Also through the course of language and literature its meaning has kept on evolving following to current definitions along with their usage examples.
Macmillan: a feature of something that contains all of its main qualities a, person or thing that is a perfect example of something Oxford: representing the most perfect or typical example of a quality or class Oxford advance learning dictionary: the perfect example of something the most important features of something Collins: in such a way as to be most typically representative of a quality, state, etc; perfectly Cambridge dictionary: being the most typical example or most important part of something Merriam webster: constituting, serving as, or worthy of being a pattern to be imitated

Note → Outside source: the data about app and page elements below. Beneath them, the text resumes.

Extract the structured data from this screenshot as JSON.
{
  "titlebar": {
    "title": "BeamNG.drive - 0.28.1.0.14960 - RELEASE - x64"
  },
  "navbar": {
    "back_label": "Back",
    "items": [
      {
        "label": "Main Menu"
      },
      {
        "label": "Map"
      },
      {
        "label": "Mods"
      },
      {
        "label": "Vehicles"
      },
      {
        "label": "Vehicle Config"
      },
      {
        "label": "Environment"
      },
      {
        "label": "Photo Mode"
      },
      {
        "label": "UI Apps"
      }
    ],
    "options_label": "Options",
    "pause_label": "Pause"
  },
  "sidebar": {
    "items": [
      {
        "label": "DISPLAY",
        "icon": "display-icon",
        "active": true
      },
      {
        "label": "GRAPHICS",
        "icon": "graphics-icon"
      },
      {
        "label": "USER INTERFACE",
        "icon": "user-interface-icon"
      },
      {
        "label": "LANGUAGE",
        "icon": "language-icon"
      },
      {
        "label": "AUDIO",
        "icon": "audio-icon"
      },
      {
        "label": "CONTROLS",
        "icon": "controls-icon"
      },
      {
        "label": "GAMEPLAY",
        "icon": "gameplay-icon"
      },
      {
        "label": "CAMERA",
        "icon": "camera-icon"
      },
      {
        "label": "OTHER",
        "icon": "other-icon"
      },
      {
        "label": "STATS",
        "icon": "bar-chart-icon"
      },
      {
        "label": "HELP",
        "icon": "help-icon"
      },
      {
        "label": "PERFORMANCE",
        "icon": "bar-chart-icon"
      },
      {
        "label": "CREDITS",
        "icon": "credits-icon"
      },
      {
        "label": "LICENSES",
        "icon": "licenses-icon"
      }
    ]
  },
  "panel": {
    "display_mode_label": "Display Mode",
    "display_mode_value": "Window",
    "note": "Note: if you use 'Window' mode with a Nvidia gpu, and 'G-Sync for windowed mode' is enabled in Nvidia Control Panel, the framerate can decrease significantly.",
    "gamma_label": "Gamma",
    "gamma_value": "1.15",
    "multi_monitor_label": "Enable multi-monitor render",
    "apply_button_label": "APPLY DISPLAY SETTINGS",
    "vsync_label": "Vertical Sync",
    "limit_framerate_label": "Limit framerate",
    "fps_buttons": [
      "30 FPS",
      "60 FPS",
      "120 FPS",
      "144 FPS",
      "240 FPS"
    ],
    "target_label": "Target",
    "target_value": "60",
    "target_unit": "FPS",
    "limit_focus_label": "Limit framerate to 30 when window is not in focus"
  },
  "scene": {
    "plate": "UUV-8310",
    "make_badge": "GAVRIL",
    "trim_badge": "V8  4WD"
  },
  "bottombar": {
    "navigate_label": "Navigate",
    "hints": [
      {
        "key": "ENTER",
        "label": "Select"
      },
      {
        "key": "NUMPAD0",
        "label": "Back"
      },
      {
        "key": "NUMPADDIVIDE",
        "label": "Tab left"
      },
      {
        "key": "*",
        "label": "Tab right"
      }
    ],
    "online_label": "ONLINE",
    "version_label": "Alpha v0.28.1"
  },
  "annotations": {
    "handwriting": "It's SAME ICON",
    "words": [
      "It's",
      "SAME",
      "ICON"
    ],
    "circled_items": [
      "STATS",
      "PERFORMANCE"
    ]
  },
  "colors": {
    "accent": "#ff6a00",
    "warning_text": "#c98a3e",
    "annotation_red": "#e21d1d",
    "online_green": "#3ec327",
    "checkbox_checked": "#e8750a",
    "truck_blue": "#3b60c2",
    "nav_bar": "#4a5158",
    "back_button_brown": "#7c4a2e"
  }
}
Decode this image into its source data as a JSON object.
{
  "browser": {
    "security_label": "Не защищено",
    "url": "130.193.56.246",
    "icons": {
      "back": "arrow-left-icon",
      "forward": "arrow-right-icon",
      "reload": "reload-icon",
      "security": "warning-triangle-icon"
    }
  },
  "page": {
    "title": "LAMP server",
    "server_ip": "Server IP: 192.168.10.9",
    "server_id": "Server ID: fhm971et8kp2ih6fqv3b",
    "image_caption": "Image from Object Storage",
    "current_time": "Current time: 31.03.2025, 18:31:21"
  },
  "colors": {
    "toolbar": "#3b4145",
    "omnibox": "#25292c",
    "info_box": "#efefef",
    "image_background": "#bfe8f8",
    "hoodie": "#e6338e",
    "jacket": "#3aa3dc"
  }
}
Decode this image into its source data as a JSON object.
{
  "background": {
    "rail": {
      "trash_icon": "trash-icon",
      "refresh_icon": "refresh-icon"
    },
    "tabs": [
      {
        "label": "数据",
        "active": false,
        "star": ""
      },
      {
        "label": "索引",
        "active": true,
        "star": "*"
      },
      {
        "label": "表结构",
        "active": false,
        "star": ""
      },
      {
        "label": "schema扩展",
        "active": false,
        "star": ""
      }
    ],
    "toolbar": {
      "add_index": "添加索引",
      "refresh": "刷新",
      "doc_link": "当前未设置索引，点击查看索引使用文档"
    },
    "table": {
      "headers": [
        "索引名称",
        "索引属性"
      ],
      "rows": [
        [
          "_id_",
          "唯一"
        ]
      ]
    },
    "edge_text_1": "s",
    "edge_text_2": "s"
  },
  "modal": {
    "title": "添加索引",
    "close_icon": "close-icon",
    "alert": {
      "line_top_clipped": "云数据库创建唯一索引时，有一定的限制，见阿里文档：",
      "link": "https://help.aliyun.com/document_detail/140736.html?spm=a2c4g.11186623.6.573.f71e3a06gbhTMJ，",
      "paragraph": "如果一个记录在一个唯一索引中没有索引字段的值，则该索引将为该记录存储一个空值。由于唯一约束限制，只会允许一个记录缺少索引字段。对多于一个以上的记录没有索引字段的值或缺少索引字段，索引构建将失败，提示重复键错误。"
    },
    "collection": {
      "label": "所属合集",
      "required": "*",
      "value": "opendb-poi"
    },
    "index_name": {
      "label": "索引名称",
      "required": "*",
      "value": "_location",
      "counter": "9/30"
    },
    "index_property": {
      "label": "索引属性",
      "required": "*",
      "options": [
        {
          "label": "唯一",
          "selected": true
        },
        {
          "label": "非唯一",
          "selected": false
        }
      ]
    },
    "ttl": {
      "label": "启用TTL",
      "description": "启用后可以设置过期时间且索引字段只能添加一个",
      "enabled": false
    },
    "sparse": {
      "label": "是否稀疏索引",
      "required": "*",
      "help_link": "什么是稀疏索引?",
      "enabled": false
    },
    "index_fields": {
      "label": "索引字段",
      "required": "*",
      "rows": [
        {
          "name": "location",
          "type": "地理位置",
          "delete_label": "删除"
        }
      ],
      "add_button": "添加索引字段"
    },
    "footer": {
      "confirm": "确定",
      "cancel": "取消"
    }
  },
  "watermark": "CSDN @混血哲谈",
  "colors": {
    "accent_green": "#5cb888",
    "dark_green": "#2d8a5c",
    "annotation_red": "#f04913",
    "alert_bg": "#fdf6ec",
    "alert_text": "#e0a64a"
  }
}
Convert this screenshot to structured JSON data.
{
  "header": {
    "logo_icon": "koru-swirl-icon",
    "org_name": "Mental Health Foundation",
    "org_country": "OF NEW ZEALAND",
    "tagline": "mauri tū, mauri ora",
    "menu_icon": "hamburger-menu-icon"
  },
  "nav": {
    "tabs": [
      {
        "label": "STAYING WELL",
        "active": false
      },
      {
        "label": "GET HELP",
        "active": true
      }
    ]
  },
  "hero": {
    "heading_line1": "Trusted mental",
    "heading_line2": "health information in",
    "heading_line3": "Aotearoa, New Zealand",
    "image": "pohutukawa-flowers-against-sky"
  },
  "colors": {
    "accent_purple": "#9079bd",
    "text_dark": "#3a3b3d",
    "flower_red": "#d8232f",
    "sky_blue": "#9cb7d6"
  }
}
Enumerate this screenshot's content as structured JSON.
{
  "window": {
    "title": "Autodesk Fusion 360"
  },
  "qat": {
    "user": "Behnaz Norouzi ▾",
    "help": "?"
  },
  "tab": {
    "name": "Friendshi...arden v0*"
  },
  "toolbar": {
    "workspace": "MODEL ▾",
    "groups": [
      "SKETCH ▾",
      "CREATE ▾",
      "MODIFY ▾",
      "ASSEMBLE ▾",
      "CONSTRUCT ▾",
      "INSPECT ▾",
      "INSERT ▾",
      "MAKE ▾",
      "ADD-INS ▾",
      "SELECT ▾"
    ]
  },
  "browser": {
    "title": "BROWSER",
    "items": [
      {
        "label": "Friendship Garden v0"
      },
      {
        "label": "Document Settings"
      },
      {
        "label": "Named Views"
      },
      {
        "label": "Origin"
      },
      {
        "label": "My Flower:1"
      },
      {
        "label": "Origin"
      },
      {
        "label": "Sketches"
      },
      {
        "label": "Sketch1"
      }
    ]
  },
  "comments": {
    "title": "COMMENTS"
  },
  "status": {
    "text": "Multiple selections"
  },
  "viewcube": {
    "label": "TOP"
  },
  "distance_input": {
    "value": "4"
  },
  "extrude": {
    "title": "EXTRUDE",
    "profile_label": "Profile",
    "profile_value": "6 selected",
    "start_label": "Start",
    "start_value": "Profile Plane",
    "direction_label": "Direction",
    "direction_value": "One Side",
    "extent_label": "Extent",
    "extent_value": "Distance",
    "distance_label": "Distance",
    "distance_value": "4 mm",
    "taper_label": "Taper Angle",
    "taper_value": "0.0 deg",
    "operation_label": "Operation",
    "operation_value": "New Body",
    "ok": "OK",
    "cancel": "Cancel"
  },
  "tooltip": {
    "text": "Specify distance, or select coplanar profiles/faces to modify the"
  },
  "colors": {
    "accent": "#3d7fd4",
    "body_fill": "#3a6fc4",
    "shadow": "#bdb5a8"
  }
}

To further narrow down the ambiguity here is a brief article on etymology of the same.
I researched this question in hopes to find an easy answer, but I came away more puzzled than when I started.
Here are the synonyms of essential suggested by my computer's on-board thesaurus (sure enough, there is quintessential, listed among the candidates), followed by the definitions provided by its dictionary:
There are two oddities, at least in my mind. First, I can't find anything in the meaning of essential that carries the essence of quintessential; second, when I looked up the other synonyms for essential in the thesaurus (i.e., when I looked up basic, inherent, fundamental, intrinsic, underlying, etc.), they all listed essential as a synonym in the reverse direction. As can be seen by the bottom part of my screenshot, though, essential is conspicuously missing from the listed synonyms of quintessential.
This leads me to believe that using quintessential in place of essential would be a mistake, as Raghav said in an answer, and Kate Gregory mentioned in a comment. Yet it's not too often that such a "mistake" would be supported by a thesaurus.
I even looked up essential and essentially in the OED, as Tim Lymington suggested, and still couldn't find any clear-cut link.
Since I was unable to find a satisfactory answer to your question, I feel compelled to upvote it; it is a quintessential etymological puzzler.
Have a look at this:
suggesting that we don't see the words crossing each other, hence I would suggest they have not yet been replaced as yet. Besides in short, essential means indispensable, while quintessential means the most typical. And Thesaurus.com does point out quintessential as a synonym of essential, supporting what you mentioned in your original post, but I guess its like saying I always procrastinate my work then saying I always delay my work until the end.
See an example here.
And both words have a different (and interesting) origin.
- quintessential: derived from quintessence meaning the pure and concentrated essence of a substance. It has its story that Aristotle proposed this when he wanted to name the fifth element as quint + essence.
- essential: having its origin from essence meaning: the basic, real, and invariable nature of a thing or its significant individual feature or features: Freedom is the very essence of our democracy.